Gavin Armstrong (Associate Editor, Nature Chemistry)
In an insightful article in the January 2010 issue of Nature Chemistry, Bruce Gibb proposed the addition of curry-making to undergraduate organic chemistry labs. Curry-making is a classic example of a practical aspect of chemistry (molecular gastronomy) that laymen tend to ignore. Initially the reagents (spices) are heated (fried) in oil so as to overcome the different activation barriers. After that, water is added to the mixture and boiled, driving the reaction towards equilibrium. There are many rate constants in the first step which is one of the reasons that the ingredients must be heated stepwise at various temperatures. During the final reflux, multiple equilibrium constants are set up. Hence the concentrations of the different spices assume immense importance. A little on the higher side and the curry can become extremely spicy.

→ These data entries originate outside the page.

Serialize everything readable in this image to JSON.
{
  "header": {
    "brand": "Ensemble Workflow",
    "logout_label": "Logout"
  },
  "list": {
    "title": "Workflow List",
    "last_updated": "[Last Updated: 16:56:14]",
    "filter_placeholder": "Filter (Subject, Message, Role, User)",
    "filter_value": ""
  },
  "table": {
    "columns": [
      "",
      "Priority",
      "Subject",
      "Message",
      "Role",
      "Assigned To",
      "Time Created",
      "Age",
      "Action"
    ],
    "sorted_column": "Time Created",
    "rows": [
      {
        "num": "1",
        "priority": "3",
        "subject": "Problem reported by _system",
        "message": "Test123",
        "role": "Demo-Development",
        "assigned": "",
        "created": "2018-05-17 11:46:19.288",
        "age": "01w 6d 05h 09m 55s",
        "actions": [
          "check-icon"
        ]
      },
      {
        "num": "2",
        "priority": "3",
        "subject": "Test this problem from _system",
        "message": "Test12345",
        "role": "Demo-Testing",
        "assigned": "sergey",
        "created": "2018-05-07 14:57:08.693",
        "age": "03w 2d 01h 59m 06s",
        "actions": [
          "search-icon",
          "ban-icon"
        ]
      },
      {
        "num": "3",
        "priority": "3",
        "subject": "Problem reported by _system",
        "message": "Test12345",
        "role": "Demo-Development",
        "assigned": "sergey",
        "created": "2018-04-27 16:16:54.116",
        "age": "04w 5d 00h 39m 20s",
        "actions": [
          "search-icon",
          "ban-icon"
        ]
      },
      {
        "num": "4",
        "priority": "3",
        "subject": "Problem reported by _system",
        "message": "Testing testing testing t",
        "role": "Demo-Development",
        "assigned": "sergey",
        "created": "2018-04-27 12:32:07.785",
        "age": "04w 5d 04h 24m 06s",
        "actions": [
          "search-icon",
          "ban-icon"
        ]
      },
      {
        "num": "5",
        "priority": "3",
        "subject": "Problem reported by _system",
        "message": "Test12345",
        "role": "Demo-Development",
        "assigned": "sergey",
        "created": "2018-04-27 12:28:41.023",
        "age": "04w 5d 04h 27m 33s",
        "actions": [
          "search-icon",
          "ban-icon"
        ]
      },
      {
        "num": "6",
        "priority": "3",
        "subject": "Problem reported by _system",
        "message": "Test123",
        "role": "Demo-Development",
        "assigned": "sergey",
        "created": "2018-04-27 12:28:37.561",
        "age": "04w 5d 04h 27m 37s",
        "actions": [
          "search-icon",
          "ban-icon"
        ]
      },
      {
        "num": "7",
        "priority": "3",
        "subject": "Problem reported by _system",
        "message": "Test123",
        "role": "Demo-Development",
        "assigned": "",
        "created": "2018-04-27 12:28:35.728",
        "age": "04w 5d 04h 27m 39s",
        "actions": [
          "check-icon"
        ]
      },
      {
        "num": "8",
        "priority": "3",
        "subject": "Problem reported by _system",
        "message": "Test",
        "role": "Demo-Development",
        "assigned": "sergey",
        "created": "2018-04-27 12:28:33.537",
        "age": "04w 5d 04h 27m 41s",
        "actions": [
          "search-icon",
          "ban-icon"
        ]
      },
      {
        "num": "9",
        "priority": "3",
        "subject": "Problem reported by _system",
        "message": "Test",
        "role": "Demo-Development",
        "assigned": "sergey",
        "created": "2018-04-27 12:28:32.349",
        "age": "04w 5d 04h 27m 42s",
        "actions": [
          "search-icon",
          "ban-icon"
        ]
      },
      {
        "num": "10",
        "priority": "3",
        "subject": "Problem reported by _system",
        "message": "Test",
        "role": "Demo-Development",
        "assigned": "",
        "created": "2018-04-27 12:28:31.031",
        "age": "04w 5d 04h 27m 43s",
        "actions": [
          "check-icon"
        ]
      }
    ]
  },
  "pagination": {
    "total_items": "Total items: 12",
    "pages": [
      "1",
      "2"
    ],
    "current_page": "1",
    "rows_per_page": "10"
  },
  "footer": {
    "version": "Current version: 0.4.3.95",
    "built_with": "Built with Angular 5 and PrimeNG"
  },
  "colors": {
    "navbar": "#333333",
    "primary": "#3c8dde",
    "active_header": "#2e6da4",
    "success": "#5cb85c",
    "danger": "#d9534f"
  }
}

In fact, the science is delightfully complex and it is astonishing that curry making works more often than not.
While seconding the author’s proposal, we also feel that one should consider adding part of the culinary class to the biochemistry curriculum. The author discusses the essential structural implications of the different curry ingredients and their mutual physico-chemical interactions while it is being prepared. Additionally, one needs to appreciate the biochemical interactions of the curry after consumption and how it’s different ingredients stimulate a diverse array of distinct receptors (often simultaneously) [Gerhold & Bautista, 2009]. Capsaicin, black pepper and garlic all stimulate the TRPV1 receptor [McNamara et al., 2005] whose activation leads to the typical burning sensation. Various oils and cloves stimulate the TRPV3 receptor (highly expressed in the nose) [Xu et al., 2006]. It is the combined downstream effect of these various taste and olfactory receptor stimulations that leads us to appreciate the flavor of curry coupled with the aroma and warmth of cloves.
It is interesting to note that this is not the only way that the TRPV receptors have been put to use in society. In eastern India, plans are underway to equip the police with ‘bhut jolokia’ [Liu & Nair, 2010 and Bosland & Baral, 2007] — the world’s hottest pepper — in an aerosol spray to disperse unruly mobs or immobilize rioters non-violently. Gibb noted that peppers evolved to produce capsaicinoids to ward off herbivores, today these peppers are being used by human intruders as ‘smoke bombs’ to keep wild animals at bay in remote forests.
Culinary science has for a long time been treated as an art by cooks around the world and they are mostly ignorant of the science lurking behind a good recipe. Most programs in gastronomy do little to emphasize its molecular aspects. While good food is certainly aesthetic, it is the chemists who can also appreciate the science behind it. While chemists might not become dedicated cooks, a basic culinary education does have implications in the real world; and trained individuals might cherish the opportunity to apply it in their daily lives and career. Thus there are multiple reasons why we would like to highlight the contribution made by biochemists in understanding culinary science.
Finally, a comprehension of the science behind the curry will certainly make a better cook and good food is a universal healer.
Arnab De [Department of Microbiology and Immunology, Columbia University Medical Center]
Subho Mozumdar [Department of Chemistry, University of Delhi, India]
Rituparna Bose [Department of Geological Sciences, Indiana University, Bloomington; e-mail: firstname.lastname@example.org]